(Interface dataset entries)
========================================

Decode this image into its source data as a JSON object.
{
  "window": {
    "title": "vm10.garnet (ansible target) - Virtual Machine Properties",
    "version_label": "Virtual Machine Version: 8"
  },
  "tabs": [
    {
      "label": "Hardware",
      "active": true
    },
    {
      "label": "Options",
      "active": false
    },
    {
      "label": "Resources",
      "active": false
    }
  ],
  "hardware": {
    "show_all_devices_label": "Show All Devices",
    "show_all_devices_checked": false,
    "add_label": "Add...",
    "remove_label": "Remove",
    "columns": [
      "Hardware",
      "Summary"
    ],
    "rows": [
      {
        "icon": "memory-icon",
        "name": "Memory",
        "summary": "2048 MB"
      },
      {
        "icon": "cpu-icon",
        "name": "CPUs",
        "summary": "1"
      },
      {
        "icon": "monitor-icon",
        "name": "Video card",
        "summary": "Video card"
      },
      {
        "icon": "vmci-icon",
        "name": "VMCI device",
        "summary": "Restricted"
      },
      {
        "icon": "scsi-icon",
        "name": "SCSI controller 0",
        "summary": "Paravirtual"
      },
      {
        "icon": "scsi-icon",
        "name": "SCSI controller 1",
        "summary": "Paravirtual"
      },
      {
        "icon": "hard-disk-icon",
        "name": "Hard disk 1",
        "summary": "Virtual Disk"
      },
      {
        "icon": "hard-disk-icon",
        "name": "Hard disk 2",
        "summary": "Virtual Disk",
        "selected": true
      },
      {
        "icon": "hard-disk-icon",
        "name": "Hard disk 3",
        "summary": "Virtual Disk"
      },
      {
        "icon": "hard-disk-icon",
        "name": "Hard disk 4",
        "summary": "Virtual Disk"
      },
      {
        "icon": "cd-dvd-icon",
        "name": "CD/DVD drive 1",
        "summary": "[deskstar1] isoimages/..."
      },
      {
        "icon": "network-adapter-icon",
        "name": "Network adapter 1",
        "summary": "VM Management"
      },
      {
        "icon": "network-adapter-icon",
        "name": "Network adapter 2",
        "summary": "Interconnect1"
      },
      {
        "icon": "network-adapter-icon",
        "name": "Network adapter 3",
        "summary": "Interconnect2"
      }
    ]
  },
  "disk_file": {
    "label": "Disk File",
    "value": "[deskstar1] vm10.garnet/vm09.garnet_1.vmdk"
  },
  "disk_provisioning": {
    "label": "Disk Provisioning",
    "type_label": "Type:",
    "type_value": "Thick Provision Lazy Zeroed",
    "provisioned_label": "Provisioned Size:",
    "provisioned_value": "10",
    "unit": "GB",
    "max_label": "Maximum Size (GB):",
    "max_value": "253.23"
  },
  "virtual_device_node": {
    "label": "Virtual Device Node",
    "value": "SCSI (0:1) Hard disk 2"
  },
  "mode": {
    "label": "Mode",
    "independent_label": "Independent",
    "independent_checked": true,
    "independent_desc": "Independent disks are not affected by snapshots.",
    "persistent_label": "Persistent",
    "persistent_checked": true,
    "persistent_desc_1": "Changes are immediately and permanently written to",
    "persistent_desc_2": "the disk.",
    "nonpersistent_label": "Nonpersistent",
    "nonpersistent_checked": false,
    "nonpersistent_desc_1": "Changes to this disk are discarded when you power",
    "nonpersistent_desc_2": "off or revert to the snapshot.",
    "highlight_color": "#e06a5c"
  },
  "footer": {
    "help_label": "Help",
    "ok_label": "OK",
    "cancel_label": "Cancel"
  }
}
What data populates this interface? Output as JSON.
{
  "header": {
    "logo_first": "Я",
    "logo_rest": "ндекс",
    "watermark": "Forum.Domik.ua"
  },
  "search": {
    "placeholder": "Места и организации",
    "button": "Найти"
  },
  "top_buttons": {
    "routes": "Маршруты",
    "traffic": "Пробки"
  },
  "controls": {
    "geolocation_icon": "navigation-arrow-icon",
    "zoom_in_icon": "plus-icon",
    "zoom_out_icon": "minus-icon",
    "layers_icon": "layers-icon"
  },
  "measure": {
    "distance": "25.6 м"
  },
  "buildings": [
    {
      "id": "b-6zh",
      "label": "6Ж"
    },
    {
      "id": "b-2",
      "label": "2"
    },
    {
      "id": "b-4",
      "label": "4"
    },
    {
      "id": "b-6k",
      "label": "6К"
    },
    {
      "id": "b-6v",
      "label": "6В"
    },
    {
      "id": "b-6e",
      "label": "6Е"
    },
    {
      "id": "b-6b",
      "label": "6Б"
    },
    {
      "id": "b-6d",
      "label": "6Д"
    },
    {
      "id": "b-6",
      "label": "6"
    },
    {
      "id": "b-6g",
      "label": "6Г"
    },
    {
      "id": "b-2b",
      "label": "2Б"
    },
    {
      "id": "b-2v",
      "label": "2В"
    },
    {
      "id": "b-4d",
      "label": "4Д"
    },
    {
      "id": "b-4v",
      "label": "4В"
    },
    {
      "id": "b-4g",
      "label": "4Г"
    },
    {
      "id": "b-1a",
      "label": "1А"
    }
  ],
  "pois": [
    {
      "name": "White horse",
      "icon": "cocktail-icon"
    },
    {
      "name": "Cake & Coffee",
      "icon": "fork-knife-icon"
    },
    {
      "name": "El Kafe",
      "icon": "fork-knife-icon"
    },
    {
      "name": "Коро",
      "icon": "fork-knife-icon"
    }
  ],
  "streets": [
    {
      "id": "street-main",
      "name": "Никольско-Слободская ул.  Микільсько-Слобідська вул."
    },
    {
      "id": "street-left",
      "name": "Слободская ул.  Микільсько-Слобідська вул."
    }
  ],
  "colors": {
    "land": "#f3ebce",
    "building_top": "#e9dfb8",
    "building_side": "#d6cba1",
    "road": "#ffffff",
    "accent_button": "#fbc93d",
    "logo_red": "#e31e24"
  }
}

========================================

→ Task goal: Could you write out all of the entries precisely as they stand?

→ Solution:
Decode this image into its source data as a JSON object.
{
  "window": {
    "title": "vm10.garnet (ansible target) - Virtual Machine Properties",
    "version_label": "Virtual Machine Version: 8"
  },
  "tabs": [
    {
      "label": "Hardware",
      "active": true
    },
    {
      "label": "Options",
      "active": false
    },
    {
      "label": "Resources",
      "active": false
    }
  ],
  "hardware": {
    "show_all_devices_label": "Show All Devices",
    "show_all_devices_checked": false,
    "add_label": "Add...",
    "remove_label": "Remove",
    "columns": [
      "Hardware",
      "Summary"
    ],
    "rows": [
      {
        "icon": "memory-icon",
        "name": "Memory",
        "summary": "2048 MB"
      },
      {
        "icon": "cpu-icon",
        "name": "CPUs",
        "summary": "1"
      },
      {
        "icon": "monitor-icon",
        "name": "Video card",
        "summary": "Video card"
      },
      {
        "icon": "vmci-icon",
        "name": "VMCI device",
        "summary": "Restricted"
      },
      {
        "icon": "scsi-icon",
        "name": "SCSI controller 0",
        "summary": "Paravirtual"
      },
      {
        "icon": "scsi-icon",
        "name": "SCSI controller 1",
        "summary": "Paravirtual"
      },
      {
        "icon": "hard-disk-icon",
        "name": "Hard disk 1",
        "summary": "Virtual Disk"
      },
      {
        "icon": "hard-disk-icon",
        "name": "Hard disk 2",
        "summary": "Virtual Disk",
        "selected": true
      },
      {
        "icon": "hard-disk-icon",
        "name": "Hard disk 3",
        "summary": "Virtual Disk"
      },
      {
        "icon": "hard-disk-icon",
        "name": "Hard disk 4",
        "summary": "Virtual Disk"
      },
      {
        "icon": "cd-dvd-icon",
        "name": "CD/DVD drive 1",
        "summary": "[deskstar1] isoimages/..."
      },
      {
        "icon": "network-adapter-icon",
        "name": "Network adapter 1",
        "summary": "VM Management"
      },
      {
        "icon": "network-adapter-icon",
        "name": "Network adapter 2",
        "summary": "Interconnect1"
      },
      {
        "icon": "network-adapter-icon",
        "name": "Network adapter 3",
        "summary": "Interconnect2"
      }
    ]
  },
  "disk_file": {
    "label": "Disk File",
    "value": "[deskstar1] vm10.garnet/vm09.garnet_1.vmdk"
  },
  "disk_provisioning": {
    "label": "Disk Provisioning",
    "type_label": "Type:",
    "type_value": "Thick Provision Lazy Zeroed",
    "provisioned_label": "Provisioned Size:",
    "provisioned_value": "10",
    "unit": "GB",
    "max_label": "Maximum Size (GB):",
    "max_value": "253.23"
  },
  "virtual_device_node": {
    "label": "Virtual Device Node",
    "value": "SCSI (0:1) Hard disk 2"
  },
  "mode": {
    "label": "Mode",
    "independent_label": "Independent",
    "independent_checked": true,
    "independent_desc": "Independent disks are not affected by snapshots.",
    "persistent_label": "Persistent",
    "persistent_checked": true,
    "persistent_desc_1": "Changes are immediately and permanently written to",
    "persistent_desc_2": "the disk.",
    "nonpersistent_label": "Nonpersistent",
    "nonpersistent_checked": false,
    "nonpersistent_desc_1": "Changes to this disk are discarded when you power",
    "nonpersistent_desc_2": "off or revert to the snapshot.",
    "highlight_color": "#e06a5c"
  },
  "footer": {
    "help_label": "Help",
    "ok_label": "OK",
    "cancel_label": "Cancel"
  }
}
What data populates this interface? Output as JSON.
{
  "header": {
    "logo_first": "Я",
    "logo_rest": "ндекс",
    "watermark": "Forum.Domik.ua"
  },
  "search": {
    "placeholder": "Места и организации",
    "button": "Найти"
  },
  "top_buttons": {
    "routes": "Маршруты",
    "traffic": "Пробки"
  },
  "controls": {
    "geolocation_icon": "navigation-arrow-icon",
    "zoom_in_icon": "plus-icon",
    "zoom_out_icon": "minus-icon",
    "layers_icon": "layers-icon"
  },
  "measure": {
    "distance": "25.6 м"
  },
  "buildings": [
    {
      "id": "b-6zh",
      "label": "6Ж"
    },
    {
      "id": "b-2",
      "label": "2"
    },
    {
      "id": "b-4",
      "label": "4"
    },
    {
      "id": "b-6k",
      "label": "6К"
    },
    {
      "id": "b-6v",
      "label": "6В"
    },
    {
      "id": "b-6e",
      "label": "6Е"
    },
    {
      "id": "b-6b",
      "label": "6Б"
    },
    {
      "id": "b-6d",
      "label": "6Д"
    },
    {
      "id": "b-6",
      "label": "6"
    },
    {
      "id": "b-6g",
      "label": "6Г"
    },
    {
      "id": "b-2b",
      "label": "2Б"
    },
    {
      "id": "b-2v",
      "label": "2В"
    },
    {
      "id": "b-4d",
      "label": "4Д"
    },
    {
      "id": "b-4v",
      "label": "4В"
    },
    {
      "id": "b-4g",
      "label": "4Г"
    },
    {
      "id": "b-1a",
      "label": "1А"
    }
  ],
  "pois": [
    {
      "name": "White horse",
      "icon": "cocktail-icon"
    },
    {
      "name": "Cake & Coffee",
      "icon": "fork-knife-icon"
    },
    {
      "name": "El Kafe",
      "icon": "fork-knife-icon"
    },
    {
      "name": "Коро",
      "icon": "fork-knife-icon"
    }
  ],
  "streets": [
    {
      "id": "street-main",
      "name": "Никольско-Слободская ул.  Микільсько-Слобідська вул."
    },
    {
      "id": "street-left",
      "name": "Слободская ул.  Микільсько-Слобідська вул."
    }
  ],
  "colors": {
    "land": "#f3ebce",
    "building_top": "#e9dfb8",
    "building_side": "#d6cba1",
    "road": "#ffffff",
    "accent_button": "#fbc93d",
    "logo_red": "#e31e24"
  }
}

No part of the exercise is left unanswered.